“‘The reinstitution of the female diaconate does not constitute an innovation, as some would have us believe,’ the theologians said, ‘but the revitalization of a once functional, vibrant, and effectual ministry,’ the theologians said.
By James Dearie, National Catholic Reporter — Read more …
“It no longer takes the time it once did for tiny minorities to derail careers by slandering anyone who asks inconvenient questions.) National Catholic Reporter
“In September, NCR (National Catholic Reporter) and GSR (Global Sisters Reporter) have reported on three tales of Catholic thinkers censored — Jesuit Fr. James Martin; Boston College theology professor M. Shawn Copeland; and Rebecca Bratten Weiss, co-founder of the New Pro-Life Movement. The excruciating irony of these tales begins with the fact that it no longer requires an edict from the Holy Office or a word of disapproval from the local bishop to silence thought and to pronounce someone persona non grata.

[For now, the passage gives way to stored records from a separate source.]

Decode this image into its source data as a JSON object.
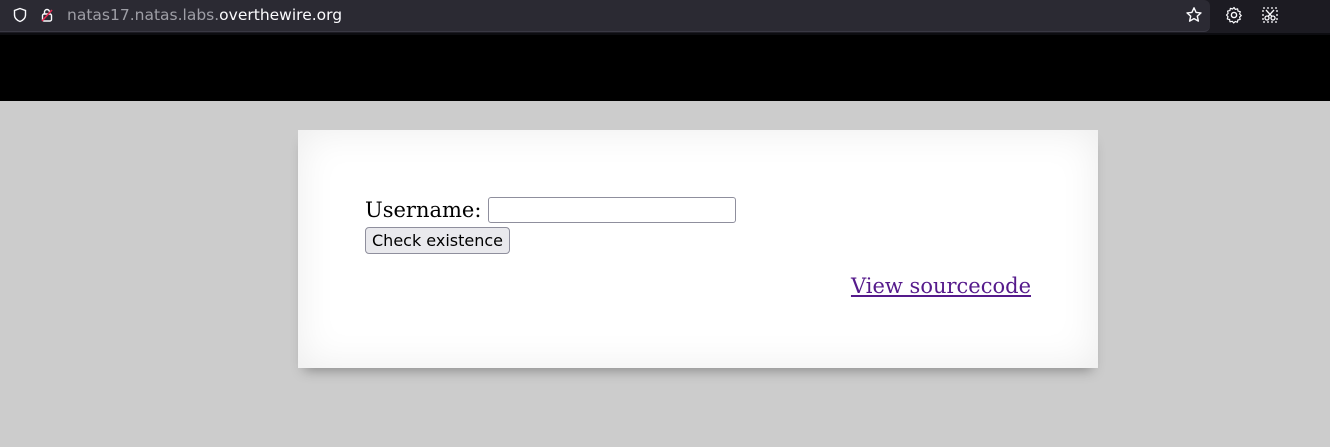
{
  "browser": {
    "url_subdomain": "natas17.natas.labs.",
    "url_domain": "overthewire.org",
    "icons": {
      "tracking": "shield-icon",
      "security": "lock-icon",
      "bookmark": "star-icon",
      "settings": "gear-icon",
      "screenshot": "screenshot-icon"
    }
  },
  "form": {
    "username_label": "Username:",
    "username_value": "",
    "submit_label": "Check existence"
  },
  "links": {
    "view_source": "View sourcecode"
  },
  "colors": {
    "page_background": "#cccccc",
    "header_background": "#000000",
    "panel_background": "#ffffff",
    "visited_link": "#551a8b"
  }
}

“The mechanics have gone digital for sidelining someone like Martin, whose rather mild suggestions in his latest book, Building a Bridge, which urges a kinder church approach to the LGBT community, have stirred the hornet’s nest of homophobia. Bratten Weiss was branded as insufficiently pro-life for suggesting the life agenda can and should include issues of women’s rights, health care and violence. Word from Madonna University is the decision for Copeland not to speak was mutual, out of fear the situation would get ‘uglier.”‘
“It no longer takes the time it once did for tiny minorities to derail careers by slandering anyone who asks inconvenient questions. Once upon a time, such groups at least had to make the effort to send actual letters to faraway offices in Rome. They at least had to have some pull with officials there who would mistakenly construe a few dozen missives to mean the Catholic population of an entire country was up in arms.”
Editorial by National Catholic Reporter — Read more …
University report lifts the lid on child sexual abuse in the Catholic Church / National Catholic Reporter
“The research team’s conclusions in this highly readable 379-page document confirm the view of the psychologist Philip Zimbardo that if you find many bad apples in a barrel, there has to be something wrong with the barrel. The pattern of abuse and cover up was the same all over the world.” (National Catholic Reporter)
“The most comprehensive report ever published on the systemic reasons behind child sexual abuse in the Catholic Church has recently been released.
“The August 2017 report, Child Sexual Abuse in the Catholic Church: An Interpretive Review of the Literature and Public Inquiry Reports, examined 26 commissions of inquiry, scientific research and literature since 1985 to find common features in the culture, history and structures of the church and the psychological, social and theological factors that contributed to the tragedy.
“The report, five years in the making, comes from a research team at the Centre for Global Research at the Royal Melbourne Institute of Technology (RMIT) University headed by Desmond Cahill and Peter Wilkinson.
“The research team’s conclusions in this highly readable 379-page document confirm the view of the psychologist Philip Zimbardo that if you find many bad apples in a barrel, there has to be something wrong with the barrel. The pattern of abuse and cover up was the same all over the world.”
By Kieran Tapsell, National Catholic Reporter — Read more …